Gotta love the IG NOBEL Prizes, the 26D: [Yearly parody prize awarded at Harvard]. This year's winners are a good batch, particularly the Physics team who explained why pregnant women do not tip over.

Fred Jackson III's Los Angeles Times crossword

Alas, the grid is not wide enough to accommodate BEI MIR BIST DO SCHÖN, just four other beginning with words (or a syllable, in one instance) that sound like BEI:
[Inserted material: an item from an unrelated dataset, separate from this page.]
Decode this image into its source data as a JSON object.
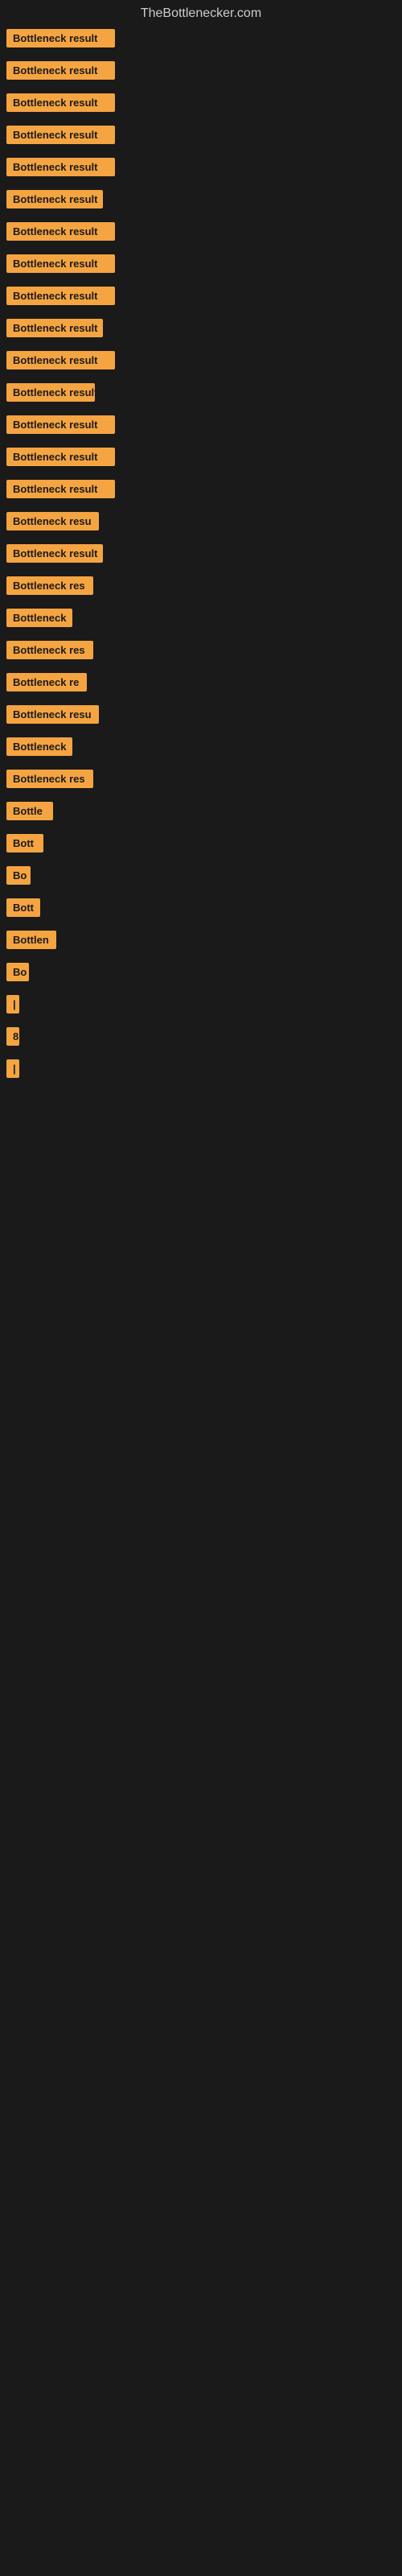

• 20A. BY THE SAME TOKEN means [Furthermore]. Who has these tokens? Anyone? Curious phrase. Completely familiar, but odd now that I'm thinking about it.
• 33A. BYE BYE BIRDIE is the [1961 Tony-winning musical inspired by Elvis being drafted]. The hair from his in-the-army-now haircut just sold at auction for 15 grand.
• 43A. The BICENTENNIAL was the [7/4/1976 celebration]. I turned 10 that summer, and I loved my red, white, and blue shorts and halter top outfit. I do not currently own any outfits that evoke the U.S. flag.
• 59A. "BUY NOW, PAY LATER" is a [Retail store financing come-on].
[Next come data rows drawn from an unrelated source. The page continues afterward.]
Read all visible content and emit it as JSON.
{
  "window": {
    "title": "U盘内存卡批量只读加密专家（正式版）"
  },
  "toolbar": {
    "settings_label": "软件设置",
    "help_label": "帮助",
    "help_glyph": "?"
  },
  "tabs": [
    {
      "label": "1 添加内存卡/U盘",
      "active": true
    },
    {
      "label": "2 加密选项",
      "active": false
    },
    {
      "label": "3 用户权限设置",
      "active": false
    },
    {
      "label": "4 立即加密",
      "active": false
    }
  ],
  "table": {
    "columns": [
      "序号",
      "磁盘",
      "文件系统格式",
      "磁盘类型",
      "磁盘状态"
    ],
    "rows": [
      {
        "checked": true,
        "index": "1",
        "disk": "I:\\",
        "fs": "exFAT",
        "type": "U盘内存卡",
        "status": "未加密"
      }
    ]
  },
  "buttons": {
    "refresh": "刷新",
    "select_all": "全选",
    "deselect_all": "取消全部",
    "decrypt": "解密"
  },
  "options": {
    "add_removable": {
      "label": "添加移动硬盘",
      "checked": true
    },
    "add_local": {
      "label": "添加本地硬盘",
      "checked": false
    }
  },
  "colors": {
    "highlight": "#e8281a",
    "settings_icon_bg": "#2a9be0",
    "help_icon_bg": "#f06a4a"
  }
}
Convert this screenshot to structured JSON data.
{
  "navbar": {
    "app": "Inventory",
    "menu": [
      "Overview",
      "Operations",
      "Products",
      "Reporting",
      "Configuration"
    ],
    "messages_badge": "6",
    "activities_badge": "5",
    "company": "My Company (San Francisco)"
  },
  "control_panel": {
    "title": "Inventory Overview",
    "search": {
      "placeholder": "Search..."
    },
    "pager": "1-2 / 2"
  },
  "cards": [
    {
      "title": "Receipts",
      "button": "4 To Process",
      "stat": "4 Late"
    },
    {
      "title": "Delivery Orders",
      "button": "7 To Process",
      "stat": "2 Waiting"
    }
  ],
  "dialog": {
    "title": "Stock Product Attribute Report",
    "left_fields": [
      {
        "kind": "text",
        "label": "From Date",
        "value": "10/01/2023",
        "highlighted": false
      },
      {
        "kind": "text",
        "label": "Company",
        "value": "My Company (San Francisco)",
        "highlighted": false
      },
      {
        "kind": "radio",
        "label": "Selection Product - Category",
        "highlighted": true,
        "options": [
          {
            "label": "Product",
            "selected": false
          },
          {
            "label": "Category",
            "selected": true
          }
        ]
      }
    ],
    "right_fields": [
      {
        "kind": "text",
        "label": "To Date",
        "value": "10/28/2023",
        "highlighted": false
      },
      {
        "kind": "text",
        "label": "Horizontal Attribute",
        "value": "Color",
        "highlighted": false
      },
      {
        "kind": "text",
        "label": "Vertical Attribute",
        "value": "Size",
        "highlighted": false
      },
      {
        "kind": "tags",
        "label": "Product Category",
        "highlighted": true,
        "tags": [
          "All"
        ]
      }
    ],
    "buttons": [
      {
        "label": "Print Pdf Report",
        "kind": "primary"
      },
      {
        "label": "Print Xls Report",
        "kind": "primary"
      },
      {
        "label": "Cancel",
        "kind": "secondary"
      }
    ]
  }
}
This is an easy enough puzzle, but I got off to a need-the-crossings start with 1-Across. The [One-person boat] isn't a KAYAK? No, it's a SKIFF. I don't think I knew skiffs were one-person boats. Maybe because they aren't strictly that—c.f. Three Men in a Boat. Hmm.

Gotta love punctuation. The COMMA is 8D: [Cause for a pause].

34D: [Netanyahu of Israel, familiarly] clues BIBI, Benjamin Netanyahu's nickname. Remember the Letterman Top Ten list of ways to mispronounce "Bibi Netanyahu" back on June 4, 1996? My favorites were Yahu Netanbibi, Betty Needs a Yoo-Hoo, and Boutros Boutros Yahu.

Updated Tuesday morning:

Bob Klahn's CrosSynergy/Washington Post puzzle, "Who Needs Friends?"—Janie's review

Today we have a four-part Klahn quip-puzzle—by way of none other than Paul Newman. Bob's title is a twist on the old (rhetorical-type) query, "With friends like you, who needs enemies?" The Newman rejoinder?


Newman sure had character, but it's hard for me to imagine that he had enemies. (Still, I do know what he's talking about; I suspect he'd have said the same thing about wrinkles...)

And this puzzle (like all the good ones) has character, too, in the sense of personality—which it gets from its vivid cluing and fill. I particularly like the phrasal (and phrase) combos: WEIGH IN [Add one's two cents], SWEAR AT [Shower curses on], "I MEAN IT!" ["All kidding aside!"], "IT'S EASY!" ["Piece of cake!"], and TAKE A NAP [Recharge one's batteries].

Bob's also provided some sweet sequential clue pairs: the paradoxically worded [It'll fly if it's ironclad] for ALIBI and [It flies on Saturdays only in emergencies] for Israeli airline EL AL; and the delightful double-bill [Where Bill met Hillary] for YALE and [Bill with Hamilton] for TEN.

Basketball fans probably got NBA [Where the Suns might beat the Heat (abbr.)] without too much difficulty, but how about [Hoop skirts?]? This is one terrific clue for NETS and gave me a fine "AHA!" For SNL fans, there's both TINA FEY and Will FERRELL; and for those more inclined to classic writers there's CONGREVE ["Music hath charms to soothe the savage breast" poet William] and Anton CHEKHOV [Russian master of the modern short story]. Both of these gents, btw, are also renowned for their contributions to dramatic literature as well. (A PLAY is a [Thing onstage], of course, but today the correct fill is PROP.) Oh—and on the subject of music, there's SHANIA ["I'm Gonna Getcha Good!" singer Twain] and "ADIA" [Top-five Sarah McLachlan hit...].

The grid, if you didn't notice is distinguished by those triple columns of sevens in each of the four corners, where we encounter such fill as ELF-LIKE, BEST BET, SYMPTOM and HORRIFY.

Finally, my fave clue/fill combos today include:

• ["South Park" kid with a two-part head]/IKE;
• [Spots for shots]/ARM;
• [Boobs, boors, and bozos]/OAFS; and
• [Past prince, perhaps]/FROG.